> **Aim of the exercise**: In the copy of these records, include no pictures and change nothing else.

> **Recorded information**:
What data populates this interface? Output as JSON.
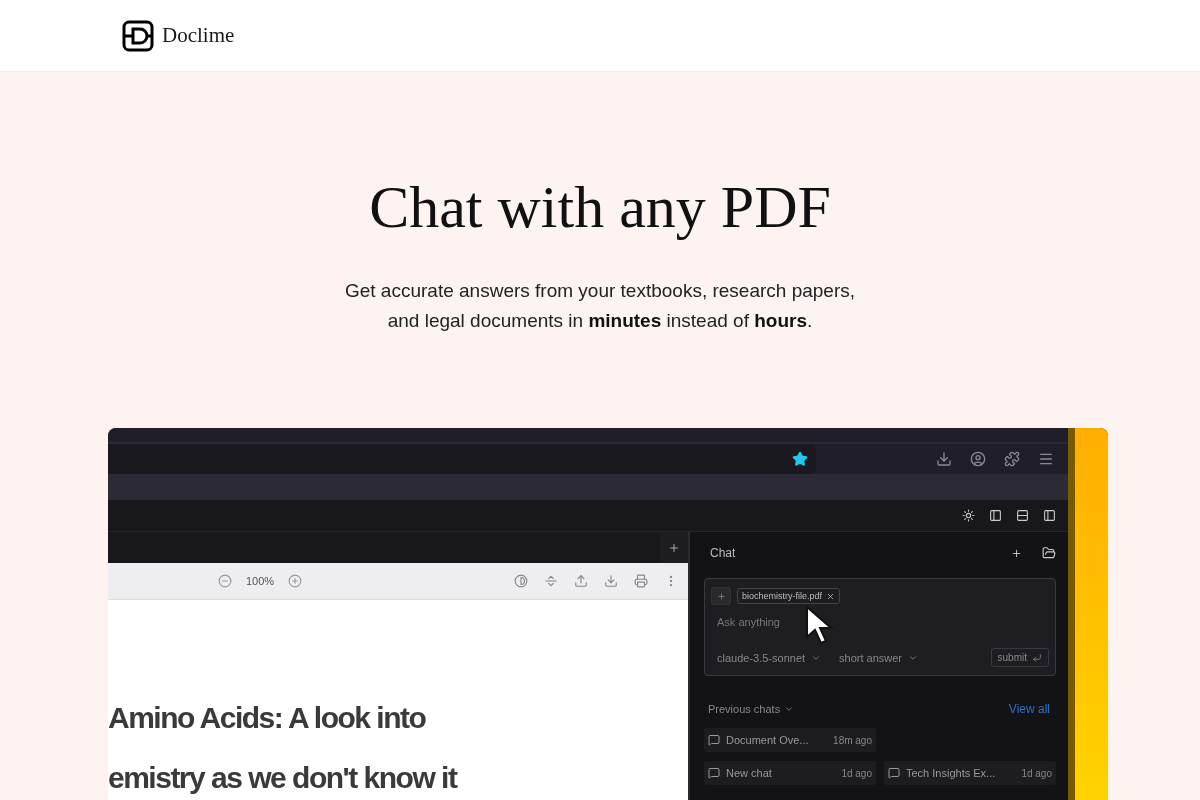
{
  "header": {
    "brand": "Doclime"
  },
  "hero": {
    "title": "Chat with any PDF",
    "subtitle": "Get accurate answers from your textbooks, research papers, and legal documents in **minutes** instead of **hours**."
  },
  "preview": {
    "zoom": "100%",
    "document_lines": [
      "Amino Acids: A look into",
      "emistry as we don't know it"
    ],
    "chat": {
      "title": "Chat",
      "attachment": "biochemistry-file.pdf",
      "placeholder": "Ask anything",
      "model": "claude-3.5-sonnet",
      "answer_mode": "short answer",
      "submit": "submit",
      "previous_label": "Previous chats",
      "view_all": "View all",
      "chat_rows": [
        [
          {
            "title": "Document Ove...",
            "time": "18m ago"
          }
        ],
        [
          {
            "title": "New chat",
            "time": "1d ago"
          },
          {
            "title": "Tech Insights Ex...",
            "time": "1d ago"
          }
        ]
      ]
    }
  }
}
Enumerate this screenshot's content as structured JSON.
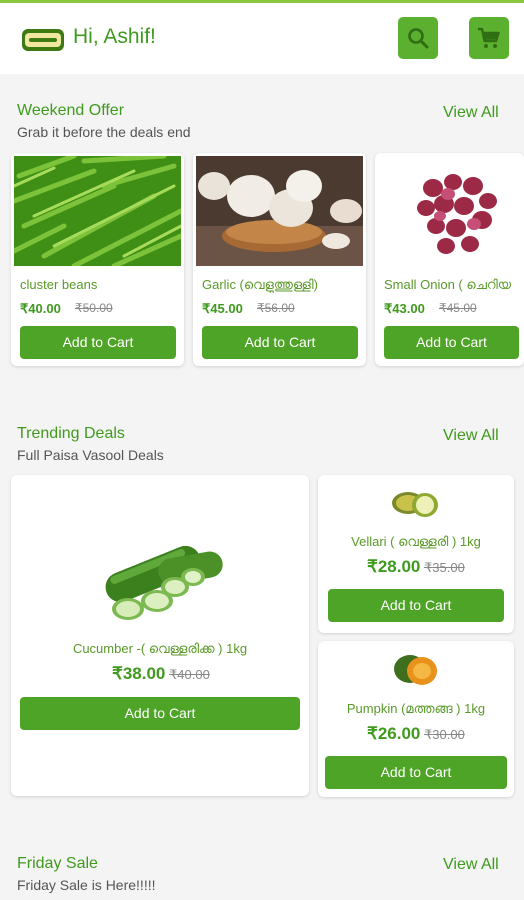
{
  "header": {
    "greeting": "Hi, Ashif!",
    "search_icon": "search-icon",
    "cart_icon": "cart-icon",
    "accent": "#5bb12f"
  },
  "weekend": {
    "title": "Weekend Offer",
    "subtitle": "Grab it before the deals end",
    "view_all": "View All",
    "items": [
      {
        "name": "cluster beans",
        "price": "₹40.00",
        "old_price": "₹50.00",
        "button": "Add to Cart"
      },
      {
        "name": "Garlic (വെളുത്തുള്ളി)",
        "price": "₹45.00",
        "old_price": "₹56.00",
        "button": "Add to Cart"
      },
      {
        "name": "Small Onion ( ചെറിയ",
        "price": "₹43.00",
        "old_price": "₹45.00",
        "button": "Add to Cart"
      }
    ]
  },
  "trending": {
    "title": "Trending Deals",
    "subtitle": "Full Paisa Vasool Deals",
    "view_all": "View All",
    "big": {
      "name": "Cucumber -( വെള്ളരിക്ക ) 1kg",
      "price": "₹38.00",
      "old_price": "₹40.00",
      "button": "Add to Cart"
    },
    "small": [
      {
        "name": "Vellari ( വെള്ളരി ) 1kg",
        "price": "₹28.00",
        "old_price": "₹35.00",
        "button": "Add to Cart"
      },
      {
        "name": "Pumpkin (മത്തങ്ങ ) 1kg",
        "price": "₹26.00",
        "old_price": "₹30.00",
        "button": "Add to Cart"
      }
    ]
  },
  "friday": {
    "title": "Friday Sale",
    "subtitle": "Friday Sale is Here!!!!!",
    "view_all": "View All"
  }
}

> **Result of this exercise**:
What data populates this interface? Output as JSON.
{
  "header": {
    "brand": "Doclime"
  },
  "hero": {
    "title": "Chat with any PDF",
    "subtitle": "Get accurate answers from your textbooks, research papers, and legal documents in **minutes** instead of **hours**."
  },
  "preview": {
    "zoom": "100%",
    "document_lines": [
      "Amino Acids: A look into",
      "emistry as we don't know it"
    ],
    "chat": {
      "title": "Chat",
      "attachment": "biochemistry-file.pdf",
      "placeholder": "Ask anything",
      "model": "claude-3.5-sonnet",
      "answer_mode": "short answer",
      "submit": "submit",
      "previous_label": "Previous chats",
      "view_all": "View all",
      "chat_rows": [
        [
          {
            "title": "Document Ove...",
            "time": "18m ago"
          }
        ],
        [
          {
            "title": "New chat",
            "time": "1d ago"
          },
          {
            "title": "Tech Insights Ex...",
            "time": "1d ago"
          }
        ]
      ]
    }
  }
}
Enumerate this screenshot's content as structured JSON.
{
  "header": {
    "greeting": "Hi, Ashif!",
    "search_icon": "search-icon",
    "cart_icon": "cart-icon",
    "accent": "#5bb12f"
  },
  "weekend": {
    "title": "Weekend Offer",
    "subtitle": "Grab it before the deals end",
    "view_all": "View All",
    "items": [
      {
        "name": "cluster beans",
        "price": "₹40.00",
        "old_price": "₹50.00",
        "button": "Add to Cart"
      },
      {
        "name": "Garlic (വെളുത്തുള്ളി)",
        "price": "₹45.00",
        "old_price": "₹56.00",
        "button": "Add to Cart"
      },
      {
        "name": "Small Onion ( ചെറിയ",
        "price": "₹43.00",
        "old_price": "₹45.00",
        "button": "Add to Cart"
      }
    ]
  },
  "trending": {
    "title": "Trending Deals",
    "subtitle": "Full Paisa Vasool Deals",
    "view_all": "View All",
    "big": {
      "name": "Cucumber -( വെള്ളരിക്ക ) 1kg",
      "price": "₹38.00",
      "old_price": "₹40.00",
      "button": "Add to Cart"
    },
    "small": [
      {
        "name": "Vellari ( വെള്ളരി ) 1kg",
        "price": "₹28.00",
        "old_price": "₹35.00",
        "button": "Add to Cart"
      },
      {
        "name": "Pumpkin (മത്തങ്ങ ) 1kg",
        "price": "₹26.00",
        "old_price": "₹30.00",
        "button": "Add to Cart"
      }
    ]
  },
  "friday": {
    "title": "Friday Sale",
    "subtitle": "Friday Sale is Here!!!!!",
    "view_all": "View All"
  }
}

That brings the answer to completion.